(Page and application data records):
============================================================

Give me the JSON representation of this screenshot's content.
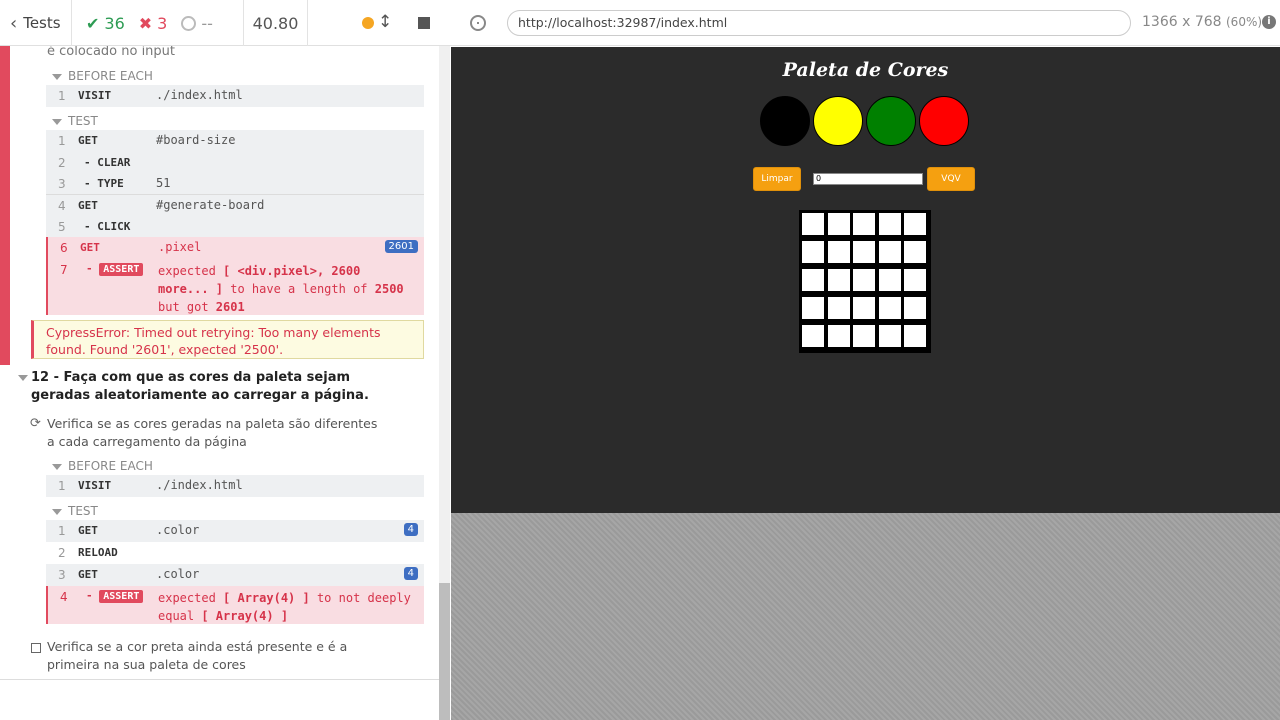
{
  "header": {
    "tests_label": "Tests",
    "passed": "36",
    "failed": "3",
    "pending": "--",
    "duration": "40.80"
  },
  "reporter": {
    "prev_test_tail": "é colocado no input",
    "before_each_1": "BEFORE EACH",
    "visit_1": {
      "num": "1",
      "name": "VISIT",
      "arg": "./index.html"
    },
    "test_hook_1": "TEST",
    "cmds_1": [
      {
        "num": "1",
        "name": "GET",
        "arg": "#board-size"
      },
      {
        "num": "2",
        "name": "- CLEAR",
        "arg": ""
      },
      {
        "num": "3",
        "name": "- TYPE",
        "arg": "51"
      },
      {
        "num": "4",
        "name": "GET",
        "arg": "#generate-board"
      },
      {
        "num": "5",
        "name": "- CLICK",
        "arg": ""
      }
    ],
    "failed_get": {
      "num": "6",
      "name": "GET",
      "arg": ".pixel",
      "badge": "2601"
    },
    "failed_assert": {
      "num": "7",
      "tag": "ASSERT",
      "line1_a": "expected ",
      "line1_b": "[ <div.pixel>, 2600",
      "line2_b": "more... ]",
      "line2_c": " to have a length of ",
      "line2_d": "2500",
      "line3_a": "but got ",
      "line3_b": "2601"
    },
    "error": "CypressError: Timed out retrying: Too many elements found. Found '2601', expected '2500'.",
    "test12_title": "12 - Faça com que as cores da paleta sejam geradas aleatoriamente ao carregar a página.",
    "test12_sub1": "Verifica se as cores geradas na paleta são diferentes a cada carregamento da página",
    "before_each_2": "BEFORE EACH",
    "visit_2": {
      "num": "1",
      "name": "VISIT",
      "arg": "./index.html"
    },
    "test_hook_2": "TEST",
    "cmds_2": [
      {
        "num": "1",
        "name": "GET",
        "arg": ".color",
        "badge": "4"
      },
      {
        "num": "2",
        "name": "RELOAD",
        "arg": ""
      },
      {
        "num": "3",
        "name": "GET",
        "arg": ".color",
        "badge": "4"
      }
    ],
    "assert2": {
      "num": "4",
      "tag": "ASSERT",
      "a": "expected ",
      "b": "[ Array(4) ]",
      "c": " to not deeply",
      "d": "equal ",
      "e": "[ Array(4) ]"
    },
    "test12_sub2": "Verifica se a cor preta ainda está presente e é a primeira na sua paleta de cores"
  },
  "aut": {
    "url": "http://localhost:32987/index.html",
    "viewport": "1366 x 768",
    "scale": "(60%)",
    "app_title": "Paleta de Cores",
    "palette": [
      "#000000",
      "#ffff00",
      "#008000",
      "#ff0000"
    ],
    "clear_button": "Limpar",
    "vqv_button": "VQV",
    "board_size_value": "0",
    "board_rows": 5,
    "board_cols": 5
  }
}
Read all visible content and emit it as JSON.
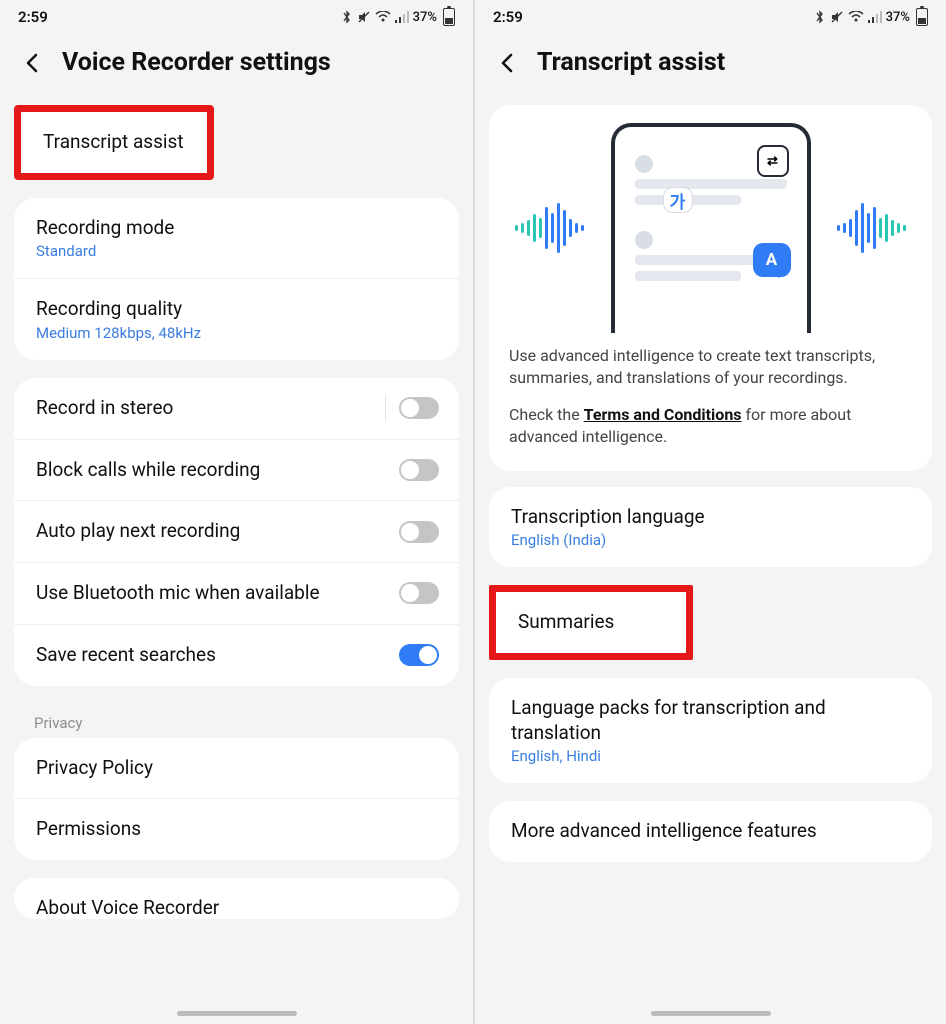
{
  "status": {
    "time": "2:59",
    "battery": "37%"
  },
  "left": {
    "title": "Voice Recorder settings",
    "transcript_assist": "Transcript assist",
    "recording_mode": {
      "label": "Recording mode",
      "value": "Standard"
    },
    "recording_quality": {
      "label": "Recording quality",
      "value": "Medium 128kbps, 48kHz"
    },
    "toggles": {
      "stereo": "Record in stereo",
      "block_calls": "Block calls while recording",
      "autoplay": "Auto play next recording",
      "bt_mic": "Use Bluetooth mic when available",
      "save_search": "Save recent searches"
    },
    "privacy_label": "Privacy",
    "privacy_policy": "Privacy Policy",
    "permissions": "Permissions",
    "about": "About Voice Recorder"
  },
  "right": {
    "title": "Transcript assist",
    "desc1": "Use advanced intelligence to create text transcripts, summaries, and translations of your recordings.",
    "desc2_pre": "Check the ",
    "desc2_link": "Terms and Conditions",
    "desc2_post": " for more about advanced intelligence.",
    "trans_lang": {
      "label": "Transcription language",
      "value": "English (India)"
    },
    "summaries": "Summaries",
    "lang_packs": {
      "label": "Language packs for transcription and translation",
      "value": "English, Hindi"
    },
    "more": "More advanced intelligence features",
    "bubble_ko": "가",
    "bubble_a": "A",
    "tr_icon_label": "⇄"
  }
}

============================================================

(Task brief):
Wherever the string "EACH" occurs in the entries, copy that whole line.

(Solution to the problem):
    "before_each_1": "BEFORE EACH",
    "before_each_2": "BEFORE EACH",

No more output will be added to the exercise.